Enrique Delfino

Year of composition:



Lyrics writer(s):

Manuel Romero

The poet sings to the man who once was implacably strong and brave, and, however, stung by love and deception, shows himself to be also vulnerable and sensitive.


At the moment, there are no recordings for this song stored in the TangoWiki.

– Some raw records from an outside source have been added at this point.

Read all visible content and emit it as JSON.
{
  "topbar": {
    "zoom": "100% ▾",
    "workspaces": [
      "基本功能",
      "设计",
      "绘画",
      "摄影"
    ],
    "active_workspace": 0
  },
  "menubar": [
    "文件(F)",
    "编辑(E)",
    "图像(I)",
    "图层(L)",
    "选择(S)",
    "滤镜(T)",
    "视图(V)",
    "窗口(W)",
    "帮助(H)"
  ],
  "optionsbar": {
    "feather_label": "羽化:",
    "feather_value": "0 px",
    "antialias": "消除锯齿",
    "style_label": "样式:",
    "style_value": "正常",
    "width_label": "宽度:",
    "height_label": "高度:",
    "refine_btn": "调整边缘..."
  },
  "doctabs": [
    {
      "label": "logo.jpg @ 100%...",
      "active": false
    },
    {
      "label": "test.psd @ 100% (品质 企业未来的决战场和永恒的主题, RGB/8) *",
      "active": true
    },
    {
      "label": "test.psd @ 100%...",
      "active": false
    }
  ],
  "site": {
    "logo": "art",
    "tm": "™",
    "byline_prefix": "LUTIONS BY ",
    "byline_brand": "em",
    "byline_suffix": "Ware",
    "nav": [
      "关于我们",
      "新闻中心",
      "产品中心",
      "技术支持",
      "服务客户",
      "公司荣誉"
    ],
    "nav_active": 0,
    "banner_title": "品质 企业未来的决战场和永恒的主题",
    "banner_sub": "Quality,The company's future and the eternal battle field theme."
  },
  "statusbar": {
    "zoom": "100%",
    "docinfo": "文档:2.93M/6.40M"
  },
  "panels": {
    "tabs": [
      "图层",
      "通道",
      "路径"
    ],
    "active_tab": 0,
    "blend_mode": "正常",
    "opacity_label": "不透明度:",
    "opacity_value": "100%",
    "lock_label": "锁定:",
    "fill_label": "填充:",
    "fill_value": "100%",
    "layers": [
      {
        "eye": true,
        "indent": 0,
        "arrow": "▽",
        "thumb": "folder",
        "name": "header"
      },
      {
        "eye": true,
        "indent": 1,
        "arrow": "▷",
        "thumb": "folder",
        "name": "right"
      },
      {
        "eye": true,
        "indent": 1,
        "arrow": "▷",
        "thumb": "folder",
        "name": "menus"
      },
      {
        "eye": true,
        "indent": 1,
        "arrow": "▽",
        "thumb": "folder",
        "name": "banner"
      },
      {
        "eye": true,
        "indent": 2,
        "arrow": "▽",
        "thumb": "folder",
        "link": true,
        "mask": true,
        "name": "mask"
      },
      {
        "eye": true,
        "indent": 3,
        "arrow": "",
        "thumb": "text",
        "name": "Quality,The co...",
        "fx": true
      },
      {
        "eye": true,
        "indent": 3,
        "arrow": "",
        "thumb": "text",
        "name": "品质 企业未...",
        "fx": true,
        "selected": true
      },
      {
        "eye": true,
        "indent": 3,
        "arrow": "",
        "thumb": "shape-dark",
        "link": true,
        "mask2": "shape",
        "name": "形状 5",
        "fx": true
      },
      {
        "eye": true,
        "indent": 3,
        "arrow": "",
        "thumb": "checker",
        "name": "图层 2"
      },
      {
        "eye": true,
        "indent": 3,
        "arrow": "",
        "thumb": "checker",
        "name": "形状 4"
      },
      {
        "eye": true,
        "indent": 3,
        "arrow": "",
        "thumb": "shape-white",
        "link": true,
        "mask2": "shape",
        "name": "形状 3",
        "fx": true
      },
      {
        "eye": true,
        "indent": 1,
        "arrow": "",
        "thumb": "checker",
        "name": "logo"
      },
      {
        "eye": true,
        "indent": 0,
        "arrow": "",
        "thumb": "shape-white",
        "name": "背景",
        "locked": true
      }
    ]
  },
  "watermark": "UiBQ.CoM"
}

If you have sources, add a new recording.


Spanish: Guapo y varón

Guapo y varón,
y entre la gente de avería,
por tu coraje y sangre fría.
Impone obediencia
tu sola presencia,
en toda ocasión.
Pero yo sé que el puñal
de unos ojos oscuros,
ojos cándidos y puros,
se clavó en tu corazón...

Y hoy llorás, malevo fuerte,
vos que nunca lagrimeaste
ni aflojaste ante la muerte;
suplicás una mirada,
vos que siempre te copaste
sin permiso la parada.
Ya de audaz no hacés alarde,
pues te duele la rodada
y aprendiste un poco tarde,
que el guapo se vuelve cobarde
y no vale prepotencia
cuando talla el corazón.

Me has confesao,
por el vapor de la bebida
que no te importa ya la vida
y que antes de verla
con otro y perderla
quisieras morir...
Y al recordar que la ingrata
burló tu cariño
sollozabas como un niño
que aprendió lo que es sufrir.

English: Brave and Male

Brave[1] and male,
and among criminals
you are the boss,
because of your courage and cold blood.
Your presence alone
imposes obedience
in every occasion.
But I know the dagger
of a pair of dark eyes,
innocent and pure,
has stabbed you in the heart.

And today you cry, strong malevo,
you, who never dropped a tear
or gave in before death;
now you beg for one look,
you, who always took the challenge
without permission[2].
You don't show off your boldness anymore,
the fall[3] hurts you still
and you learned a bit late
that the brave becomes a coward
and no arrogance will count
when the heart's in charge[4].

You confessed to me,
dizzy from the alcohol fumes,
you don't care about life anymore
and that before seeing her
with another and losing her
you'd prefer to die...
And remembering how the ungrateful one
slipped past your love
you wept like a kid
who has just learnt what it is to suffer.


  1. See Guapo
  2. Copar la parada: To accept a challenge and to even raise the stakes.
  3. Rodada: accidental fall of a horse and its rider.
  4. The original text uses the lunfardo word tallar, verb that can mean to predominate, to prevail. 2. To converse. 3. To act as dealer in a game of chance.

Further links